  • Kat Laneaux They do but the electric companies are striving to go higher on prices. They supposedly were petitioning to allow higher charges for Solar users, here in NC.As long as they have the money to buy regulations, anything can happen and I really don't feel like spending my dollars on satisfying those evil, money hungry people.
  • J I haven't owned a sedan since like 2011 had a ford fusion and impala then I discovered hatchbacks beats an SUV but the amount of stuff I can do with my little hatchbacks leaves sedan owners and even some SUV and truck owners surprised
  • Dougjp It seems like I'm in a minority by rejecting CUV/SUVs and wanting "cars" instead. Its because, comparing apples to apples (same specs), I don't want (a) worse performance, (b) worse handling, (c) worse fuel economy, (d) worse road & wind noise and (e) higher cost. I'm quite willing to PAY for shipping that costs way less than 1% of the difference between the cost of a car and a comparable CUV/SUV, to buy a bulky piece of furniture from a store that doesn't provide free shipping.
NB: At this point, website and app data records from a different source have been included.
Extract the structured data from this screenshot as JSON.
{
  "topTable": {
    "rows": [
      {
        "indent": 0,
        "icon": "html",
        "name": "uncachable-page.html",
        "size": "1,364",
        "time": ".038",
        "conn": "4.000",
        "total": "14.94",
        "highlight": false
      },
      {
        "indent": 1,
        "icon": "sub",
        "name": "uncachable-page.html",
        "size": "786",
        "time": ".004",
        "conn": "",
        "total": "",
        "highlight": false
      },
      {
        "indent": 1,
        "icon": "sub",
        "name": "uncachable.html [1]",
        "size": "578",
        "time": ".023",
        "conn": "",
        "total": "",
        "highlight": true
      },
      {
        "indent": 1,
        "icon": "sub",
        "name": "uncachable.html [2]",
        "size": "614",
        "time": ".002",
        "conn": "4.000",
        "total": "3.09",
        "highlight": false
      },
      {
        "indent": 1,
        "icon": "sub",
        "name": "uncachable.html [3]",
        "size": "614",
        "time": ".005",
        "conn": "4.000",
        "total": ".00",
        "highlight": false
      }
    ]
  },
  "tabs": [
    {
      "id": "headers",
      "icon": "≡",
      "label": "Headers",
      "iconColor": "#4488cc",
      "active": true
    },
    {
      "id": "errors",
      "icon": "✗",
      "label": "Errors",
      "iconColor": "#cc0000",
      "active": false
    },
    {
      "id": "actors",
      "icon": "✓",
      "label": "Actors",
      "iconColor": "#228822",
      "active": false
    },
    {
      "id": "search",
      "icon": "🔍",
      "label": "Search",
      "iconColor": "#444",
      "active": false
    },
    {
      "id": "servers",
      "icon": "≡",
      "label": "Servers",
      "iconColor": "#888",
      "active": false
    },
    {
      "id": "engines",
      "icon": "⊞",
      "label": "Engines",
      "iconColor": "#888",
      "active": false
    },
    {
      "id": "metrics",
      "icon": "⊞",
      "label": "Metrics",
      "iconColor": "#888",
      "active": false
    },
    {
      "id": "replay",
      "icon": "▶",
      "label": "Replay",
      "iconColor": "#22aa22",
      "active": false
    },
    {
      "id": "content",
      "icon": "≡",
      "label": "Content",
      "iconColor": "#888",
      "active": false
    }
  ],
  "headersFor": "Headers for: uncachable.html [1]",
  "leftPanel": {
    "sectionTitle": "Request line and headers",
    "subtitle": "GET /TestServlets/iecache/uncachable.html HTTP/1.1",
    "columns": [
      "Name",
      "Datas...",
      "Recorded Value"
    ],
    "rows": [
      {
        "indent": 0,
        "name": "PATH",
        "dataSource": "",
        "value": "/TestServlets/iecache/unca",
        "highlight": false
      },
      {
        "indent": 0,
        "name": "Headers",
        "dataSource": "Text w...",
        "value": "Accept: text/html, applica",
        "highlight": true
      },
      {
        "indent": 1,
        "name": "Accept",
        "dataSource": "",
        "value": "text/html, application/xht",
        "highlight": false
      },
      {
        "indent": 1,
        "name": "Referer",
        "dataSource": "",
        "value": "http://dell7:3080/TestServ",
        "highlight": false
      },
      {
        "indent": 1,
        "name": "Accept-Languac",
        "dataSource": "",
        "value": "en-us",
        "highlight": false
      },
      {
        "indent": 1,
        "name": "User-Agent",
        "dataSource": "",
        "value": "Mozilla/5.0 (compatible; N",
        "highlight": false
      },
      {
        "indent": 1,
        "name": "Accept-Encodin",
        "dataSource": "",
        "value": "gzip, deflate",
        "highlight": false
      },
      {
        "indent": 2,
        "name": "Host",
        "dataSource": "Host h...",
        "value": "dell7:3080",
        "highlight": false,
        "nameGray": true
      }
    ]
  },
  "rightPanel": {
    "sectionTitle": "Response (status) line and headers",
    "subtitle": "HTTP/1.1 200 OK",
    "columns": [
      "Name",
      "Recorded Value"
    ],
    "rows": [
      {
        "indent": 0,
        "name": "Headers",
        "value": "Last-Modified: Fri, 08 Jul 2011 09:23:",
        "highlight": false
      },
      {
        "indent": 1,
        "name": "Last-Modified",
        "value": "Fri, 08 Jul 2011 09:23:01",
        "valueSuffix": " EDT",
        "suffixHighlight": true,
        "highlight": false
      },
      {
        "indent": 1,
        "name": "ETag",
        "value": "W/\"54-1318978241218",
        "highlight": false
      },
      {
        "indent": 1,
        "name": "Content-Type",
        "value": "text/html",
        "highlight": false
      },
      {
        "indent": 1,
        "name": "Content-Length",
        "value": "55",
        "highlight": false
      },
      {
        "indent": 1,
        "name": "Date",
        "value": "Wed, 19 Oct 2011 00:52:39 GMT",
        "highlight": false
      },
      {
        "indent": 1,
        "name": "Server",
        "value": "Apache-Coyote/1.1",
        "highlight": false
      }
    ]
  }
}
Which I would seldom buy anyway. The problem is, people don't think logically, and would rather default to herd mentality. Its the same as why people buy "off road vehicles", complete with ugly add on patch body work to "look the part", then they never go off road.
  • FreedMike How about one for a brown diesel wagon?